Work to be completed >>
Looking at the data below, how many lines include the word "JSON"? Respond with the number only.

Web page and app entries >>

▬▬▬▬▬▬

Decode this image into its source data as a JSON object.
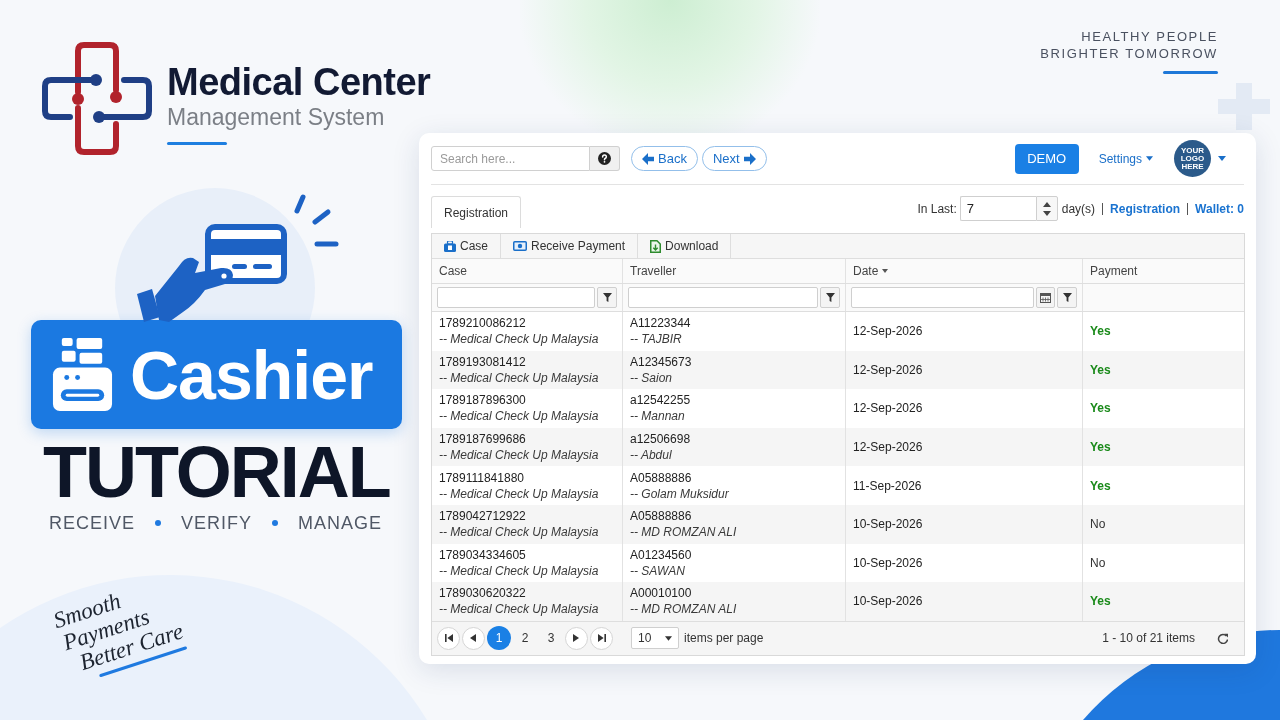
{
  "brand": {
    "title": "Medical Center",
    "subtitle": "Management System"
  },
  "tagline": [
    "HEALTHY PEOPLE",
    "BRIGHTER TOMORROW"
  ],
  "hero": {
    "badge": "Cashier",
    "heading": "TUTORIAL",
    "keywords": [
      "RECEIVE",
      "VERIFY",
      "MANAGE"
    ],
    "slogan": [
      "Smooth",
      "Payments",
      "Better Care"
    ]
  },
  "app": {
    "search": {
      "placeholder": "Search here..."
    },
    "nav_buttons": [
      {
        "label": "Back",
        "kind": "back"
      },
      {
        "label": "Next",
        "kind": "next"
      }
    ],
    "demo_button": "DEMO",
    "settings_menu": "Settings",
    "account_logo": [
      "YOUR",
      "LOGO",
      "HERE"
    ],
    "tabs": [
      {
        "label": "Registration",
        "selected": true
      }
    ],
    "period": {
      "label": "In Last:",
      "value": "7",
      "unit": "day(s)"
    },
    "links": [
      "Registration",
      "Wallet: 0"
    ],
    "actions": [
      {
        "label": "Case",
        "kind": "case"
      },
      {
        "label": "Receive Payment",
        "kind": "payment"
      },
      {
        "label": "Download",
        "kind": "download"
      }
    ],
    "columns": [
      {
        "label": "Case",
        "kind": "text",
        "sorted": false
      },
      {
        "label": "Traveller",
        "kind": "text",
        "sorted": false
      },
      {
        "label": "Date",
        "kind": "date",
        "sorted": true
      },
      {
        "label": "Payment",
        "kind": "none",
        "sorted": false
      }
    ],
    "rows": [
      {
        "case_no": "1789210086212",
        "package": "-- Medical Check Up Malaysia",
        "traveller_id": "A11223344",
        "traveller_name": "-- TAJBIR",
        "date": "12-Sep-2026",
        "payment": "Yes",
        "paid": true
      },
      {
        "case_no": "1789193081412",
        "package": "-- Medical Check Up Malaysia",
        "traveller_id": "A12345673",
        "traveller_name": "-- Saion",
        "date": "12-Sep-2026",
        "payment": "Yes",
        "paid": true
      },
      {
        "case_no": "1789187896300",
        "package": "-- Medical Check Up Malaysia",
        "traveller_id": "a12542255",
        "traveller_name": "-- Mannan",
        "date": "12-Sep-2026",
        "payment": "Yes",
        "paid": true
      },
      {
        "case_no": "1789187699686",
        "package": "-- Medical Check Up Malaysia",
        "traveller_id": "a12506698",
        "traveller_name": "-- Abdul",
        "date": "12-Sep-2026",
        "payment": "Yes",
        "paid": true
      },
      {
        "case_no": "1789111841880",
        "package": "-- Medical Check Up Malaysia",
        "traveller_id": "A05888886",
        "traveller_name": "-- Golam Muksidur",
        "date": "11-Sep-2026",
        "payment": "Yes",
        "paid": true
      },
      {
        "case_no": "1789042712922",
        "package": "-- Medical Check Up Malaysia",
        "traveller_id": "A05888886",
        "traveller_name": "-- MD ROMZAN ALI",
        "date": "10-Sep-2026",
        "payment": "No",
        "paid": false
      },
      {
        "case_no": "1789034334605",
        "package": "-- Medical Check Up Malaysia",
        "traveller_id": "A01234560",
        "traveller_name": "-- SAWAN",
        "date": "10-Sep-2026",
        "payment": "No",
        "paid": false
      },
      {
        "case_no": "1789030620322",
        "package": "-- Medical Check Up Malaysia",
        "traveller_id": "A00010100",
        "traveller_name": "-- MD ROMZAN ALI",
        "date": "10-Sep-2026",
        "payment": "Yes",
        "paid": true
      }
    ],
    "pager": {
      "pages": [
        {
          "label": "1",
          "selected": true
        },
        {
          "label": "2",
          "selected": false
        },
        {
          "label": "3",
          "selected": false
        }
      ],
      "page_size": "10",
      "page_size_label": "items per page",
      "summary": "1 - 10 of 21 items"
    }
  }
}
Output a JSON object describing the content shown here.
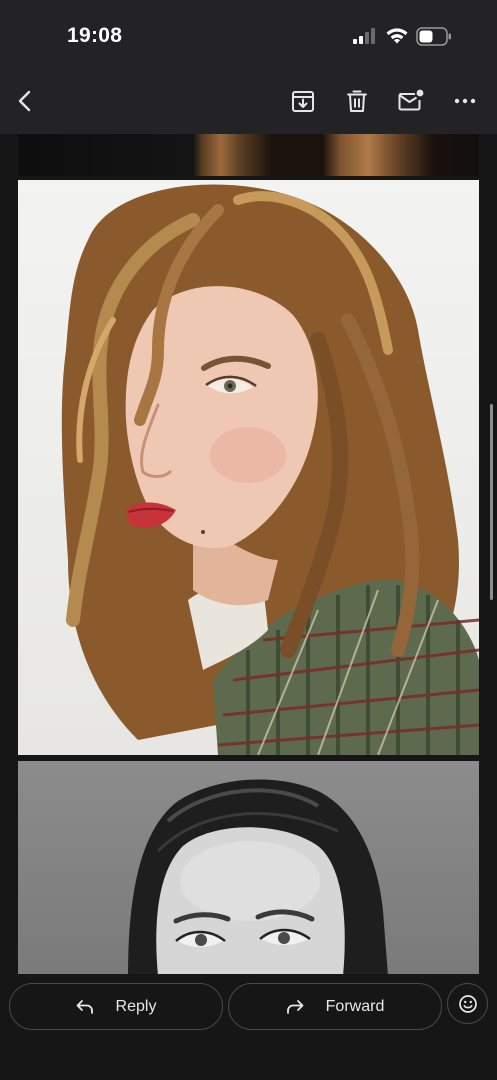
{
  "status_bar": {
    "time": "19:08",
    "icons": [
      "signal-icon",
      "wifi-icon",
      "battery-icon"
    ]
  },
  "app_bar": {
    "icons": [
      "back-icon",
      "archive-icon",
      "delete-icon",
      "mark-unread-icon",
      "more-icon"
    ]
  },
  "message": {
    "images": [
      {
        "name": "photo-previous",
        "tone": "color"
      },
      {
        "name": "photo-color-portrait",
        "tone": "color"
      },
      {
        "name": "photo-bw-portrait",
        "tone": "grayscale"
      }
    ]
  },
  "actions": {
    "reply_label": "Reply",
    "forward_label": "Forward",
    "reply_icon": "reply-icon",
    "forward_icon": "forward-icon",
    "emoji_icon": "emoji-icon"
  },
  "colors": {
    "bar_background": "#232325",
    "screen_background": "#161617",
    "text": "#e8e8ea",
    "outline": "#4a4a4d"
  }
}
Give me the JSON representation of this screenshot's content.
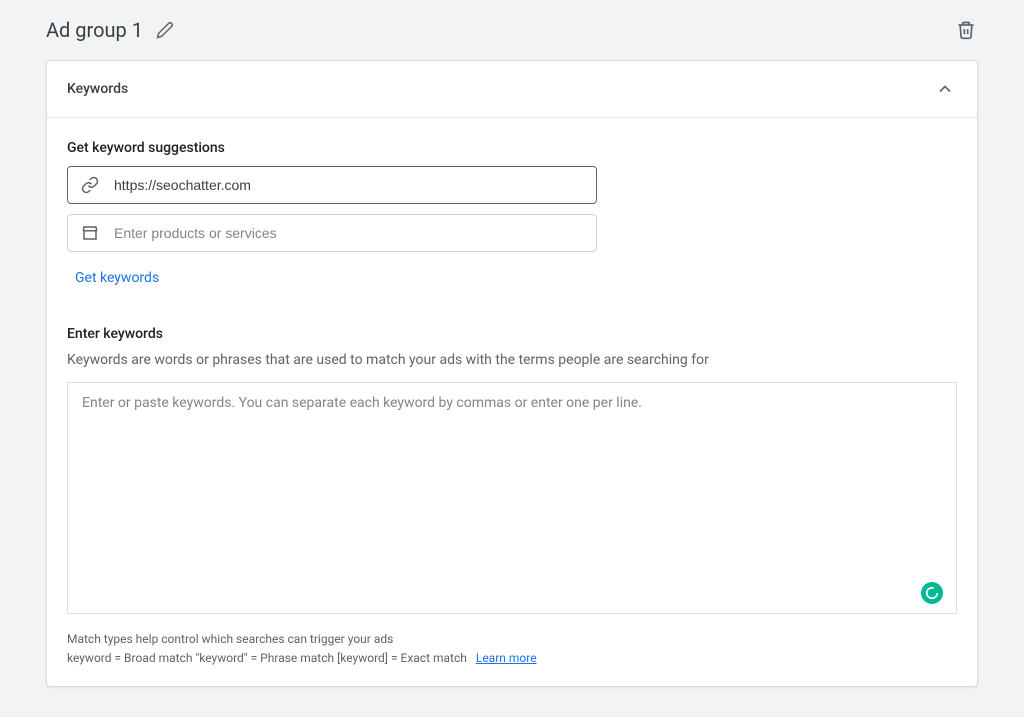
{
  "header": {
    "title": "Ad group 1"
  },
  "section": {
    "title": "Keywords"
  },
  "suggestions": {
    "heading": "Get keyword suggestions",
    "url_input_value": "https://seochatter.com",
    "products_placeholder": "Enter products or services",
    "get_keywords_label": "Get keywords"
  },
  "enter_keywords": {
    "heading": "Enter keywords",
    "helper": "Keywords are words or phrases that are used to match your ads with the terms people are searching for",
    "textarea_placeholder": "Enter or paste keywords. You can separate each keyword by commas or enter one per line."
  },
  "footer": {
    "line1": "Match types help control which searches can trigger your ads",
    "line2": "keyword = Broad match   \"keyword\" = Phrase match   [keyword] = Exact match",
    "learn_more": "Learn more"
  }
}
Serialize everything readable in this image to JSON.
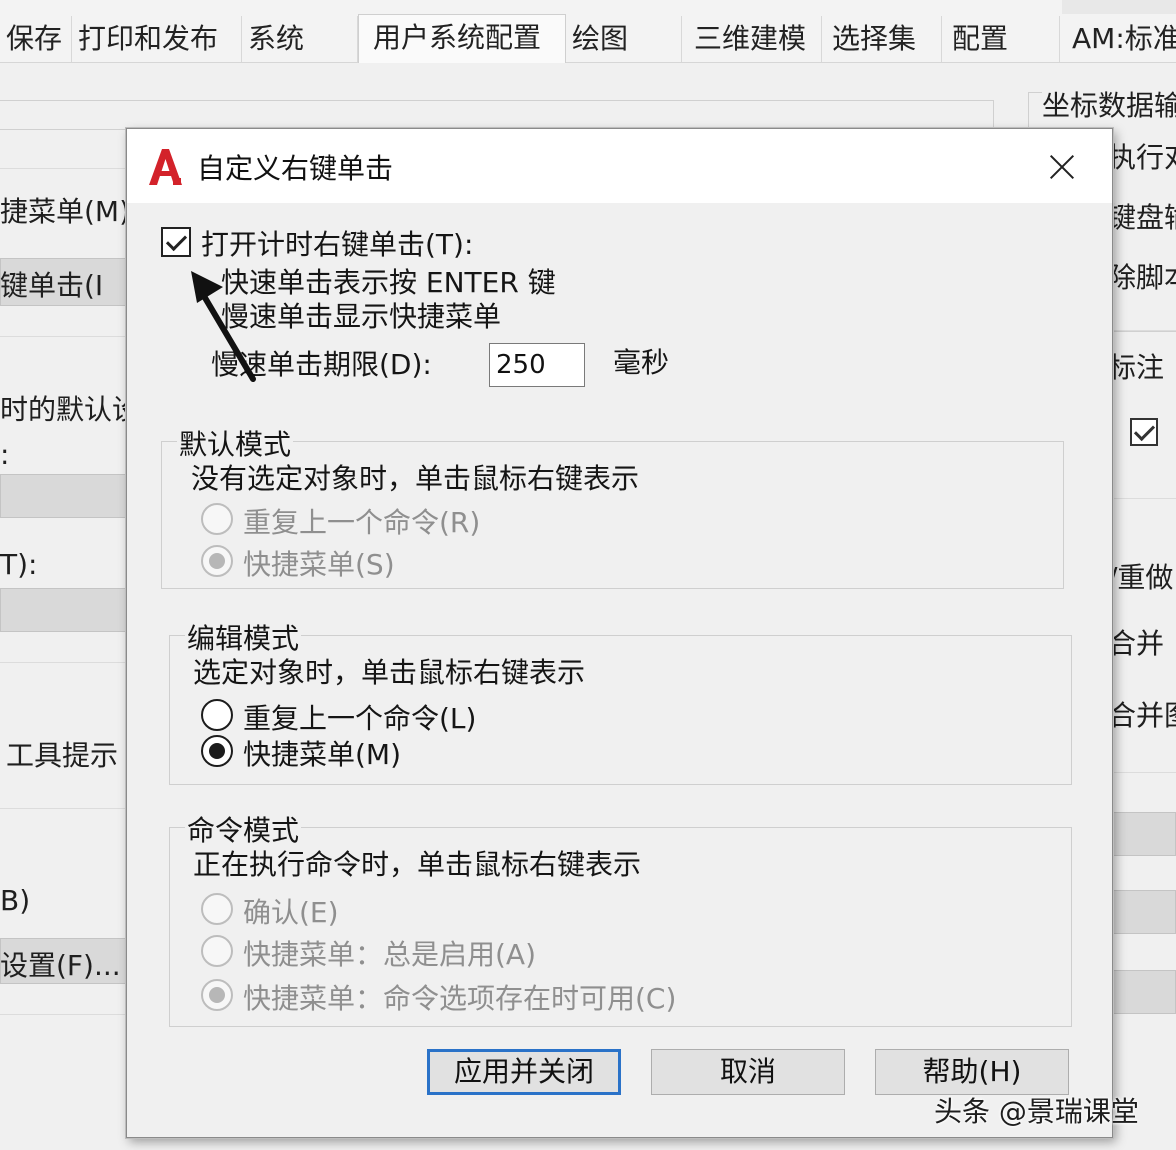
{
  "tabs": [
    {
      "label": "保存",
      "active": false
    },
    {
      "label": "打印和发布",
      "active": false
    },
    {
      "label": "系统",
      "active": false
    },
    {
      "label": "用户系统配置",
      "active": true
    },
    {
      "label": "绘图",
      "active": false
    },
    {
      "label": "三维建模",
      "active": false
    },
    {
      "label": "选择集",
      "active": false
    },
    {
      "label": "配置",
      "active": false
    },
    {
      "label": "AM:标准",
      "active": false
    }
  ],
  "background": {
    "left_texts": [
      "捷菜单(M)",
      "键单击(I",
      "时的默认设",
      ":",
      "T):",
      "工具提示",
      "B)",
      "设置(F)..."
    ],
    "right_texts": [
      "坐标数据输",
      "执行对",
      "键盘输",
      "除脚本",
      "标注",
      "/重做",
      "合并",
      "合并图"
    ]
  },
  "dialog": {
    "title": "自定义右键单击",
    "icon_letter": "A",
    "timed_checkbox": {
      "label": "打开计时右键单击(T):",
      "checked": true
    },
    "quick_click_desc": "快速单击表示按 ENTER 键",
    "slow_click_desc": "慢速单击显示快捷菜单",
    "duration": {
      "label": "慢速单击期限(D):",
      "value": "250",
      "unit": "毫秒"
    },
    "default_mode": {
      "title": "默认模式",
      "desc": "没有选定对象时，单击鼠标右键表示",
      "options": [
        {
          "label": "重复上一个命令(R)",
          "selected": false,
          "enabled": false
        },
        {
          "label": "快捷菜单(S)",
          "selected": true,
          "enabled": false
        }
      ]
    },
    "edit_mode": {
      "title": "编辑模式",
      "desc": "选定对象时，单击鼠标右键表示",
      "options": [
        {
          "label": "重复上一个命令(L)",
          "selected": false,
          "enabled": true
        },
        {
          "label": "快捷菜单(M)",
          "selected": true,
          "enabled": true
        }
      ]
    },
    "command_mode": {
      "title": "命令模式",
      "desc": "正在执行命令时，单击鼠标右键表示",
      "options": [
        {
          "label": "确认(E)",
          "selected": false,
          "enabled": false
        },
        {
          "label": "快捷菜单：总是启用(A)",
          "selected": false,
          "enabled": false
        },
        {
          "label": "快捷菜单：命令选项存在时可用(C)",
          "selected": true,
          "enabled": false
        }
      ]
    },
    "buttons": {
      "apply": "应用并关闭",
      "cancel": "取消",
      "help": "帮助(H)"
    }
  },
  "watermark": "头条 @景瑞课堂",
  "colors": {
    "accent": "#2a72c8",
    "icon_red": "#d3222a",
    "disabled_text": "#8f8f8f"
  }
}
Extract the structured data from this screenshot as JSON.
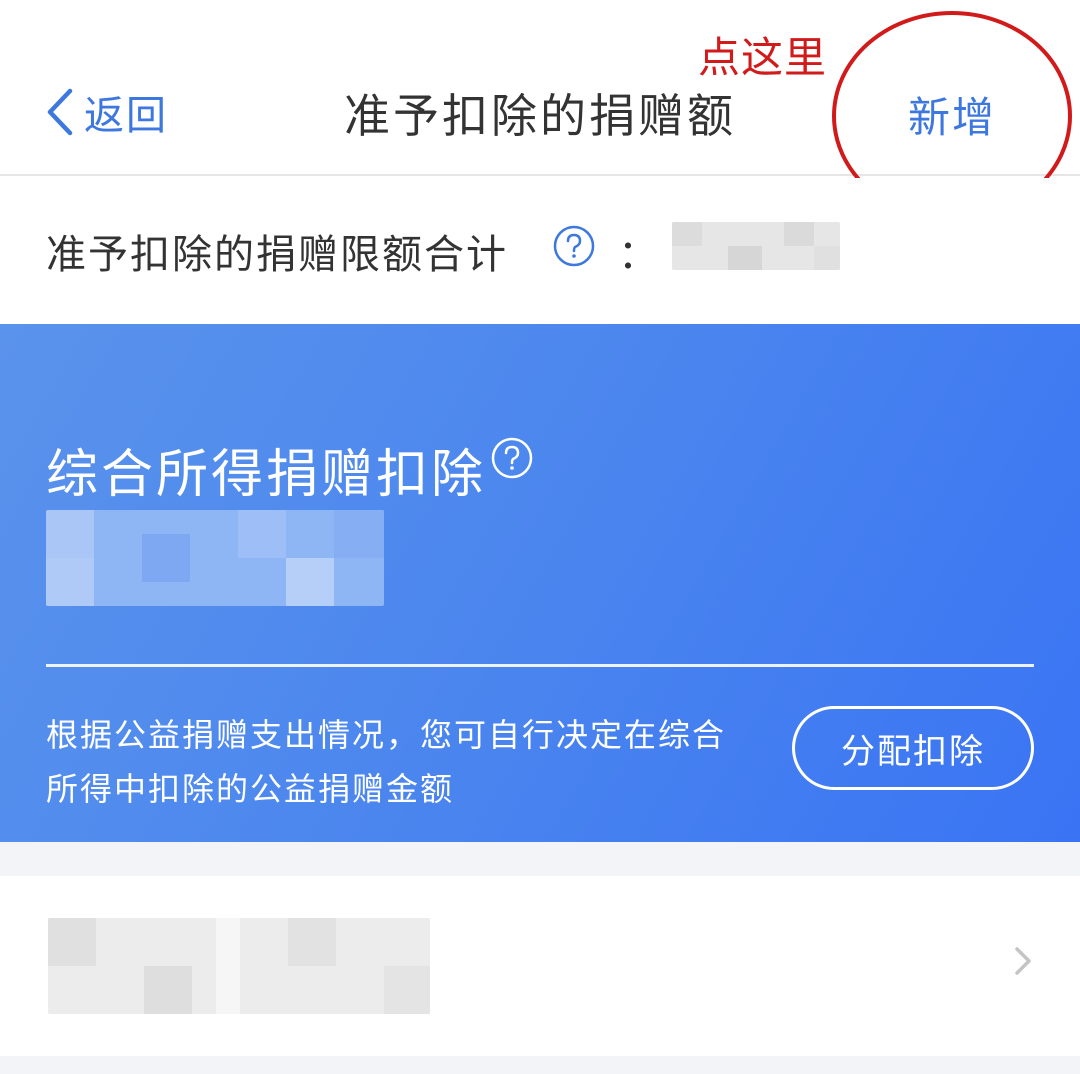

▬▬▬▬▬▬

Task result >>
5